**** GIVEN ENTRIES

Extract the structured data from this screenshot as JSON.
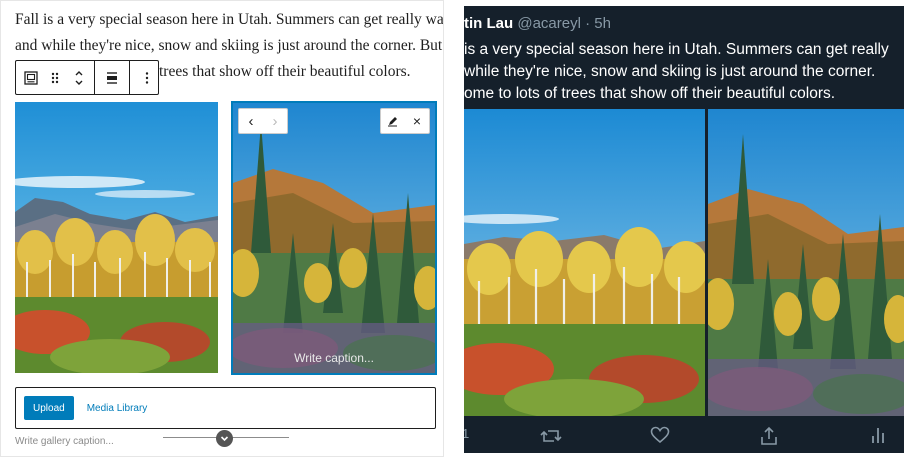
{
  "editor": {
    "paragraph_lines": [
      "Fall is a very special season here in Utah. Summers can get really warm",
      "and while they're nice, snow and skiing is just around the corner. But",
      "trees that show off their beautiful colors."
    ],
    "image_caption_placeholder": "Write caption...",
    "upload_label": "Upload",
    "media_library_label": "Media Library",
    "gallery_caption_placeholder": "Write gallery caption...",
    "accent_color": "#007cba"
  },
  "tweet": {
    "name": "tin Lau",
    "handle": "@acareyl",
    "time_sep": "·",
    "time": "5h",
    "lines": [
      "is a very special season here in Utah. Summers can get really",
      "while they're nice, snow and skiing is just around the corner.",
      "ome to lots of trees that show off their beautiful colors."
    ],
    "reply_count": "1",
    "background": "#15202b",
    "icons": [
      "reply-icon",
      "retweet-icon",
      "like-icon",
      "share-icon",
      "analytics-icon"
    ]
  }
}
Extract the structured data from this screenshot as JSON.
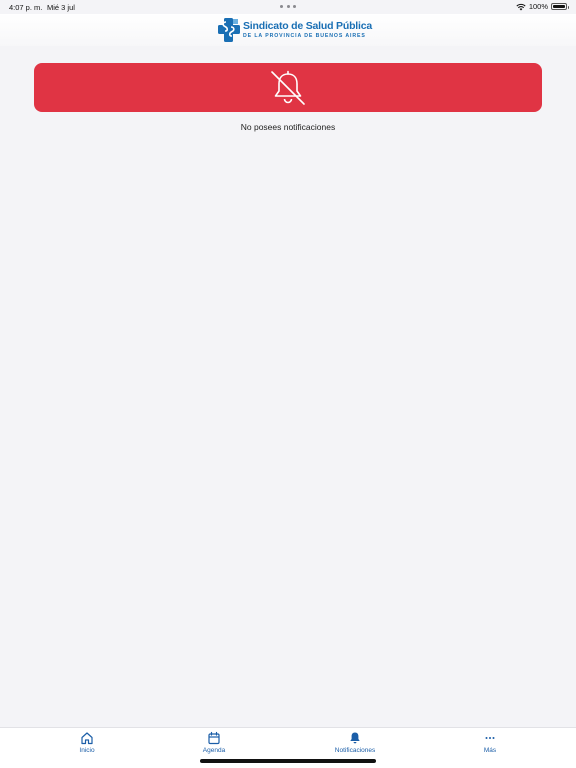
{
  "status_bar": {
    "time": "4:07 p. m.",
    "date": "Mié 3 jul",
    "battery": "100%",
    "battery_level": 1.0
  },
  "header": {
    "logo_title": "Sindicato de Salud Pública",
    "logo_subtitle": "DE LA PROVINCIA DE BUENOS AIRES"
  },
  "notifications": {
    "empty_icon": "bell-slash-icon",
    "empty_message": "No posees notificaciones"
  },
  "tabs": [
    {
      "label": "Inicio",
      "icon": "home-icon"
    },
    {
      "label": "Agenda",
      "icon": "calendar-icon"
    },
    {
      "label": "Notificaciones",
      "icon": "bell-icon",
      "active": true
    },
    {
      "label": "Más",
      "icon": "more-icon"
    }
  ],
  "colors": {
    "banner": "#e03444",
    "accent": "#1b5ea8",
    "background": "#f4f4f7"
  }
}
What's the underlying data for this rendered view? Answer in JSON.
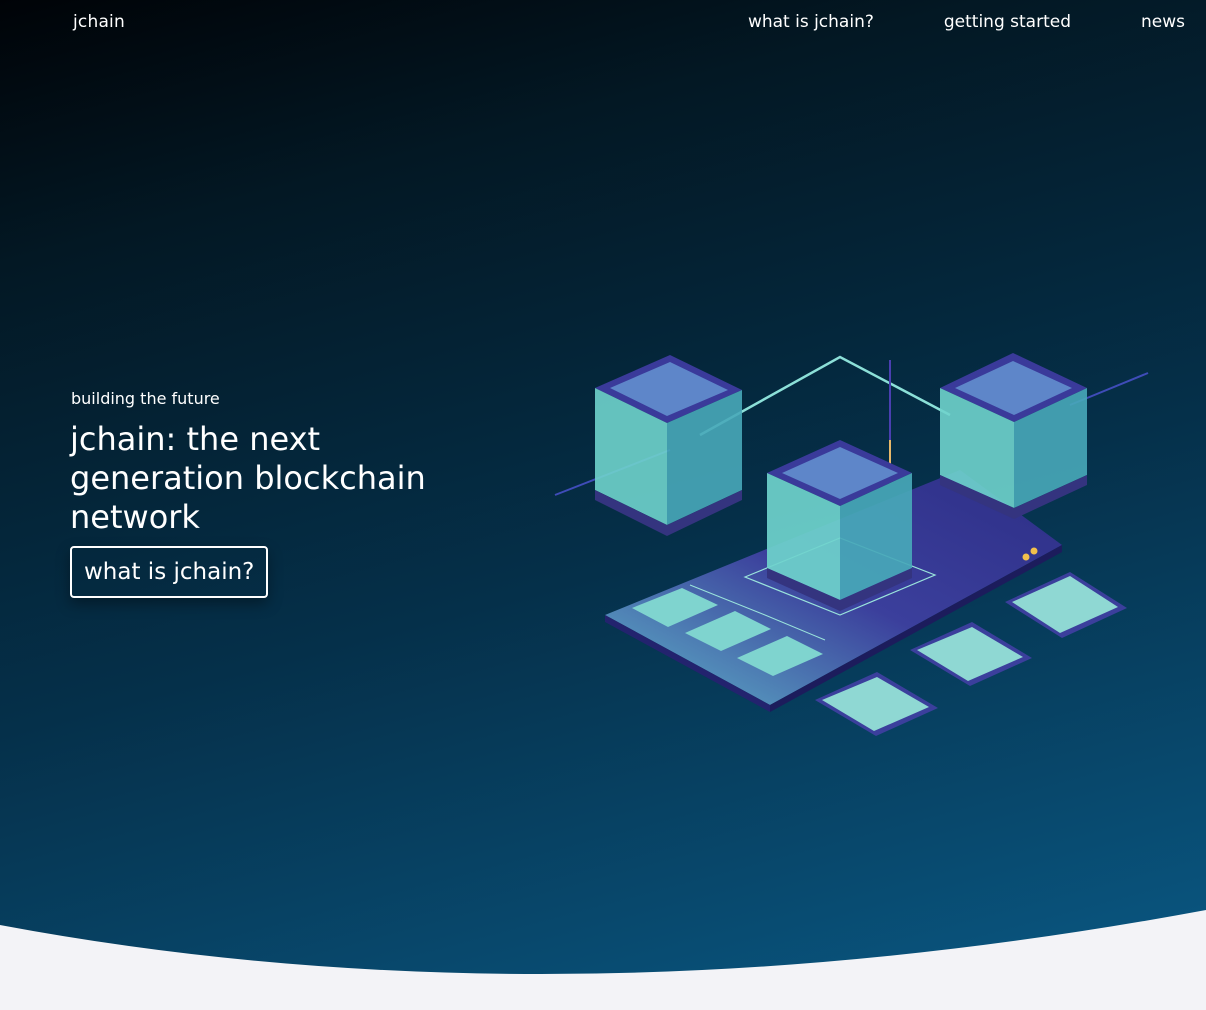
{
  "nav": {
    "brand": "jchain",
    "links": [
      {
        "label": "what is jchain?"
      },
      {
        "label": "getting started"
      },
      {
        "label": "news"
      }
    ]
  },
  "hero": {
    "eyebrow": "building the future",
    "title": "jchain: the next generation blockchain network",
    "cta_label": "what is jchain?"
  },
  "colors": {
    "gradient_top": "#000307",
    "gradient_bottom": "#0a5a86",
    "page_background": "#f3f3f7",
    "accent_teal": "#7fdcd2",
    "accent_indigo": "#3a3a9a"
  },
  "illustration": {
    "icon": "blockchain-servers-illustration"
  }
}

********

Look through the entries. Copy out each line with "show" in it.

      "trees that show off their beautiful colors."
      "ome to lots of trees that show off their beautiful colors."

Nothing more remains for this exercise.